The IRS recently released guidance providing the 2022 inflation-adjusted amounts for Health Savings Accounts (HSAs).
Fundamentals of HSAs
An HSA is a trust created or organized exclusively for the purpose of paying the “qualified medical expenses” of an “account beneficiary.” An HSA can only be established for the benefit of an “eligible individual” who is covered under a “high deductible health plan.” In addition, a participant can’t be enrolled in Medicare or have other health coverage (exceptions include dental, vision, long-term care, accident and specific disease insurance).
A high deductible health plan (HDHP) is generally a plan with an annual deductible that isn’t less than $1,000 for self-only coverage and $2,000 for family coverage. In addition, the sum of the annual deductible and other annual out-of-pocket expenses required to be paid under the plan for covered benefits (but not for premiums) can’t exceed $5,000 for self-only coverage, and $10,000 for family coverage.
Within specified dollar limits, an above-the-line tax deduction is allowed for an individual’s contribution to an HSA. This annual contribution limitation and the annual deductible and out-of-pocket expenses under the tax code are adjusted annually for inflation.
Inflation adjustments for next year
In Revenue Procedure 2021-25, the IRS released the 2022 inflation-adjusted figures for contributions to HSAs, which are as follows:
Annual contribution limitation. For calendar year 2022, the annual contribution limitation for an individual with self-only coverage under a HDHP will be $3,650. For an individual with family coverage, the amount will be $7,300. This is up from $3,600 and $7,200, respectively, for 2021.
High deductible health plan defined. For calendar year 2022, an HDHP will be a health plan with an annual deductible that isn’t less than $1,400 for self-only coverage or $2,800 for family coverage (these amounts are unchanged from 2021). In addition, annual out-of-pocket expenses (deductibles, co-payments, and other amounts, but not premiums) won’t be able to exceed $7,050 for self-only coverage or $14,100 for family coverage (up from $7,000 and $14,000, respectively, for 2021).

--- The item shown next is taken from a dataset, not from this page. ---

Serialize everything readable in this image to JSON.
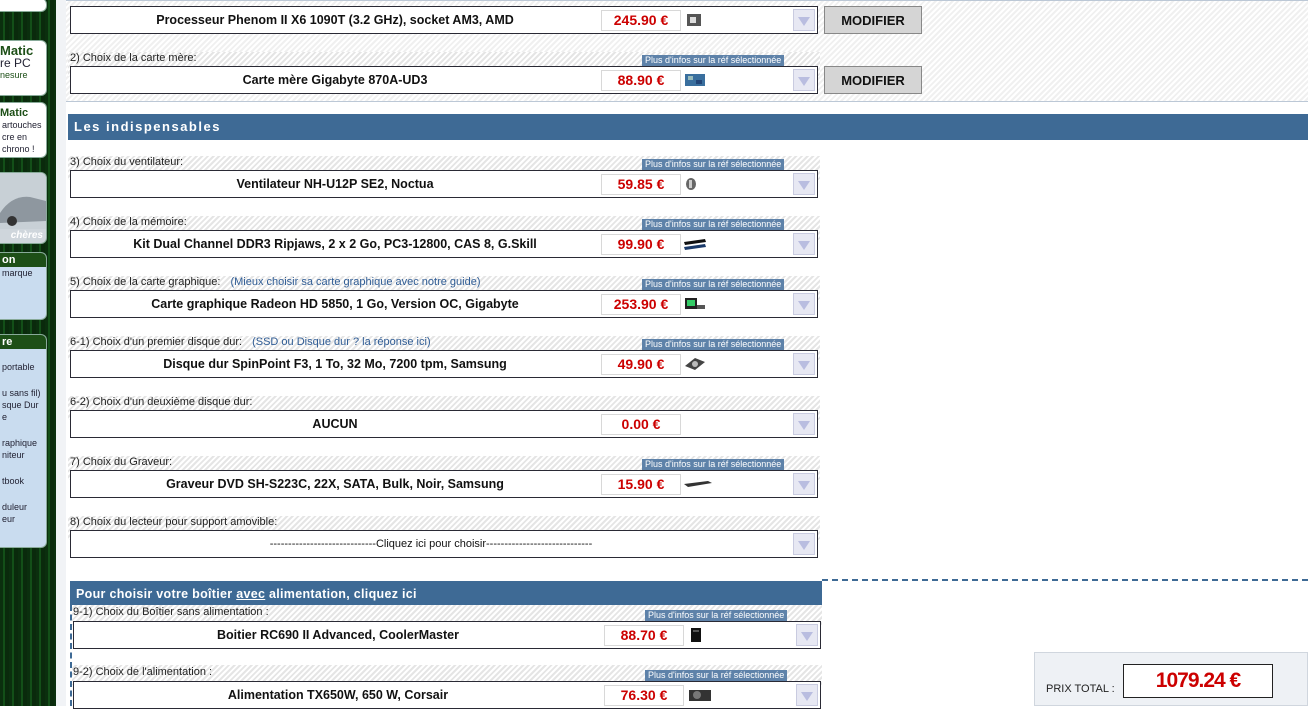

There are a variety of benefits to HSAs. Contributions to the accounts are made on a pre-tax basis. The money can accumulate tax free year after year and be can be withdrawn tax free to pay for a variety of medical expenses such as doctor visits, prescriptions, chiropractic care and premiums for long-term care insurance. In addition, an HSA is “portable.” It stays with an account holder if he or she changes employers or leaves the workforce. If you have questions about HSAs at your business, contact your employee benefits and tax advisors. Sam Brown, CPA, Inc., Troy, Ohio, www.sbcpaohio.com